Which was more heartbreaking for the American country club sports fan in the United Kingdom this summer: Andy Roddick's loss to Federer in Wimbledon final or Tom Watson's late collapse at Turnberry?-- Greg Johnson, Kansas City, Mo.

• What's a country club?

• Overlooking the error that Djokovic and Ivo are "countrymen," this has to be the oddest story o' the week.

• Cristina of Manila, Philippines: Thanks for your shout-out for tennis fans from the Philippines. We've been quite lucky that ESPN Star Sports has been showering us with lots of tennis coverage over the years, especially of the majors (although they could make us even happier if they consistently showed all four, but thank you ESPN!). I guess that's why the fan community here has been steadily growing. Hope NBC gets the message -- I could only empathize with the U.S. fans over their delayed telecasts.

• Let the record reflect that Skip Schwarzman of Philly floated the phrase: "The world's longest book is the Book of If."

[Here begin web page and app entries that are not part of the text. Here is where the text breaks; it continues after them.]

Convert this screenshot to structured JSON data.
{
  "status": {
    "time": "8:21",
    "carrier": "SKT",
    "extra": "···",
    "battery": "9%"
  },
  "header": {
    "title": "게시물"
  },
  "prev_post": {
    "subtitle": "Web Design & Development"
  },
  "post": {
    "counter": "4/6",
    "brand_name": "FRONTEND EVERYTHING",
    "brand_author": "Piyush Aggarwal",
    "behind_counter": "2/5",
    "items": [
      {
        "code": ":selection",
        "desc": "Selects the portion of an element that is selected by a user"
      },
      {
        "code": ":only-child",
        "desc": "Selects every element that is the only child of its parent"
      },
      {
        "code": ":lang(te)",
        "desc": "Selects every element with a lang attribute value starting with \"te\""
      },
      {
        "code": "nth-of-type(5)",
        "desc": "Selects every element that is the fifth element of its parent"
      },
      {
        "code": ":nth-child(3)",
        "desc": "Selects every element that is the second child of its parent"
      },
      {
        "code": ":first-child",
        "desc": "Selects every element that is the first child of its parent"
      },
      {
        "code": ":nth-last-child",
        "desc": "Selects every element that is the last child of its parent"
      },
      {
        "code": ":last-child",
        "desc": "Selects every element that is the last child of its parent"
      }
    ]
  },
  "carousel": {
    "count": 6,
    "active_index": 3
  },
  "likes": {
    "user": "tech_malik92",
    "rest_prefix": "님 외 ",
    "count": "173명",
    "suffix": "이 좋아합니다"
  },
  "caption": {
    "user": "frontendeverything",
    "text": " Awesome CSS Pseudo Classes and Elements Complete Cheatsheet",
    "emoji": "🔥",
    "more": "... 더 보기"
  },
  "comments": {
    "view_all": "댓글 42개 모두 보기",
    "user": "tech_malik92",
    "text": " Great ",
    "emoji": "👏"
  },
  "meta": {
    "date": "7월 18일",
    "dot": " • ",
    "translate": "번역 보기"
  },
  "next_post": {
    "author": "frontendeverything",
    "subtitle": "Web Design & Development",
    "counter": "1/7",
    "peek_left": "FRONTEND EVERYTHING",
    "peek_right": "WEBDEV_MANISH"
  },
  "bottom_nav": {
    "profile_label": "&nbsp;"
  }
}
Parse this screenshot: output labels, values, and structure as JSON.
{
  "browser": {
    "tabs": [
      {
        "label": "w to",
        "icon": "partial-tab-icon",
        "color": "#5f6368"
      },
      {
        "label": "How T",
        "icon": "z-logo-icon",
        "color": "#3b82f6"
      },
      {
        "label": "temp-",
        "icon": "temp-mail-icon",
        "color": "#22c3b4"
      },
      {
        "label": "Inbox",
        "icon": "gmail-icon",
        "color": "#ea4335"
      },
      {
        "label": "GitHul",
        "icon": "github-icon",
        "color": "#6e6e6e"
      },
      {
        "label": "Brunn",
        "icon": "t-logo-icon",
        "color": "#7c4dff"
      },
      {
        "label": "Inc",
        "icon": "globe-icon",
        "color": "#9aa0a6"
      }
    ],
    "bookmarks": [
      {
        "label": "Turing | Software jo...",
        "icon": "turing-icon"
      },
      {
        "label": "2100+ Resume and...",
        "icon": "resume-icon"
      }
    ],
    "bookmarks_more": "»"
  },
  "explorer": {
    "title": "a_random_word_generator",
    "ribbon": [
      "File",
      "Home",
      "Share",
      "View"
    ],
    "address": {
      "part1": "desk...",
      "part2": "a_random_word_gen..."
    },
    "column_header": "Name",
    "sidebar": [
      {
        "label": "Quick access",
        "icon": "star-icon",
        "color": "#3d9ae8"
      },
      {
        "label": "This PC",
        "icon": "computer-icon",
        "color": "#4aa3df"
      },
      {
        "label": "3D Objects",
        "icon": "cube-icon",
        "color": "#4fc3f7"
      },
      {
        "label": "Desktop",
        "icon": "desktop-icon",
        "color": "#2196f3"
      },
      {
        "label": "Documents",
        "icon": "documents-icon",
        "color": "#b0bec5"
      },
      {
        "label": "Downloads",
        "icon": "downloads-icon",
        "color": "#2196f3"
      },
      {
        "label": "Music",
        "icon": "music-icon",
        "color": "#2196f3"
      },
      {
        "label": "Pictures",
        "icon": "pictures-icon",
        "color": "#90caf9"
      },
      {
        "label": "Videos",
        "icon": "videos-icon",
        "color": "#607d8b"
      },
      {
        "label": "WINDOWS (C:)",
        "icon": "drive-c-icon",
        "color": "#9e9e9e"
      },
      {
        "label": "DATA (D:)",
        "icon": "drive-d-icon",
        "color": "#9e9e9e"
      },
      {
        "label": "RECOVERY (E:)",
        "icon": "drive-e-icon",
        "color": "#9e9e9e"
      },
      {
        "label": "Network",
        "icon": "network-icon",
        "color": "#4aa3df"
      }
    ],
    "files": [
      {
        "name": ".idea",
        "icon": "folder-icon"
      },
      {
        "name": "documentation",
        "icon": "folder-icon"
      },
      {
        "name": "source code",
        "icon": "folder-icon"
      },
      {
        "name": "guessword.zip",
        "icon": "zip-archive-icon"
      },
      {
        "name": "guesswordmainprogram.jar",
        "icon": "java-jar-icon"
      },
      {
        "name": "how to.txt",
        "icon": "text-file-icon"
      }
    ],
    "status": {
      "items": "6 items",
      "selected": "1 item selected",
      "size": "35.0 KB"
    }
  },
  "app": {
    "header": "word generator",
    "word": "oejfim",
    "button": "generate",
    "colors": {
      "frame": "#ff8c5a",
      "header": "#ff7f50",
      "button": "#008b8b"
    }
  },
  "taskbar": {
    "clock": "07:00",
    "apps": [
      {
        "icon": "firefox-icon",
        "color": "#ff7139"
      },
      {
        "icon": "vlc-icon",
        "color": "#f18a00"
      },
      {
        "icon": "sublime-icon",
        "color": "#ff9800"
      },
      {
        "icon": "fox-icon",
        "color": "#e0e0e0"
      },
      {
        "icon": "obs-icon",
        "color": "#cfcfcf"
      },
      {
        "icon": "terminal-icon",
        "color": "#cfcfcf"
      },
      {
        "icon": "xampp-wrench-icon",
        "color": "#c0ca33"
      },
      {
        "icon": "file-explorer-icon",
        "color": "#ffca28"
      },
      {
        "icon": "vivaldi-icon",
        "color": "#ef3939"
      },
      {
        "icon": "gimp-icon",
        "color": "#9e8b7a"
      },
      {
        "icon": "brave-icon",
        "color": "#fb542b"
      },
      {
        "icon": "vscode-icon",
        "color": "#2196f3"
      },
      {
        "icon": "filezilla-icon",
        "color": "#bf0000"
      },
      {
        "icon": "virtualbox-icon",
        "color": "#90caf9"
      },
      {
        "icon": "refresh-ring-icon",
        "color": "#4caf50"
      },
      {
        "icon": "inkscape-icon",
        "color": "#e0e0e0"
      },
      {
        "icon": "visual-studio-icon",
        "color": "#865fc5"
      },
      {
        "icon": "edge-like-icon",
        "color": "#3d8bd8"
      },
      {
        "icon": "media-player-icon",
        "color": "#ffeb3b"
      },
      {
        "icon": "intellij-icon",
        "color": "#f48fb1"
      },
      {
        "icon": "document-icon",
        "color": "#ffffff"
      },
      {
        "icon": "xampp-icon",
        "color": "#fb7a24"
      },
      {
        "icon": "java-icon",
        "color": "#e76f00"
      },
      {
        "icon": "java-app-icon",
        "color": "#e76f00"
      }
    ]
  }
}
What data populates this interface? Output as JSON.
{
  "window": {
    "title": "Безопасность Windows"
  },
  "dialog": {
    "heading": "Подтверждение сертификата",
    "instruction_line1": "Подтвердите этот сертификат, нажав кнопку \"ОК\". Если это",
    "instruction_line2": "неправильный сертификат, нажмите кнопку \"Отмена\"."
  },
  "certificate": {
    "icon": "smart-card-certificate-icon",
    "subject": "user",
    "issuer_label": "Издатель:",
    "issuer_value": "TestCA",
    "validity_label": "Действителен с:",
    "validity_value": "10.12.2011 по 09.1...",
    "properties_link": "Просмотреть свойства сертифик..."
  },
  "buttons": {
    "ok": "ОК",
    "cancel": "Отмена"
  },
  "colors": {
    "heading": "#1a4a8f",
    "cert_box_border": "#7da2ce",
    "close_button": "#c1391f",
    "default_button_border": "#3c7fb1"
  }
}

• Lester of Baltimore: Just once when there's a discussion of whether a true Grand Slam has to be accomplished in a calendar year, can we get some props for Martina Navratilova? In '83-84 she won the maximum possible number of consecutive majors without sweeping a calendar year -- the last three in '83 and the first three in '84. No one, but no one, credits her with a Grand Slam nowadays (strange how it never came up when Tiger Woods was trying to claim his 'Tiger slam' was a Grand Slam). For all Federer's modern sustained dominance, Martina, in the early-mid '80s, set the standard, if you ask me.

• Federer shoes?

• Our friend Karl Miller from Phoenixville, Pa., with a Kim Clijsters update: Got to see Kim play Wednesday night at her WTT match in King of Prussia. The fitness was supreme, she was running as well as ever. The forehand was blistering and looked as good as before she left the Tour. The one concern seems to be the serve, good number of doubles, and she still insists on rushing her second serve. But she is not too far off her top form, and I think she's got to put a scare in almost any player not named Williams heading into the USO. Here's some photos from Wednesday. BTW, the legendary graciousness was also in full effect.

• Several of you noted the new photos on Does this look like Marion Ancic? Or something his agent over at William Morris sent the casting director?

• The USTA announced that it is partnering with T&S Events to host its 2010 Australian Open wild card playoffs during the 2009 Infinite Energy Atlanta Challenge held at the Racquet Club of the South in Norcross, Ga., Dec. 4-7. The event will feature an exhibition match on Dec. 4, with the wild card playoffs commencing the next day.

From James of Toronto: I realize he's probably not a high-profile enough player to make your mailbag's separated at birth feature, but if you wanted to throw us Canadian tennis fans a bone, take a look at the increasingly pirate-looking Frank Dancevic and Orlando Bloom.

Have a good week everyone!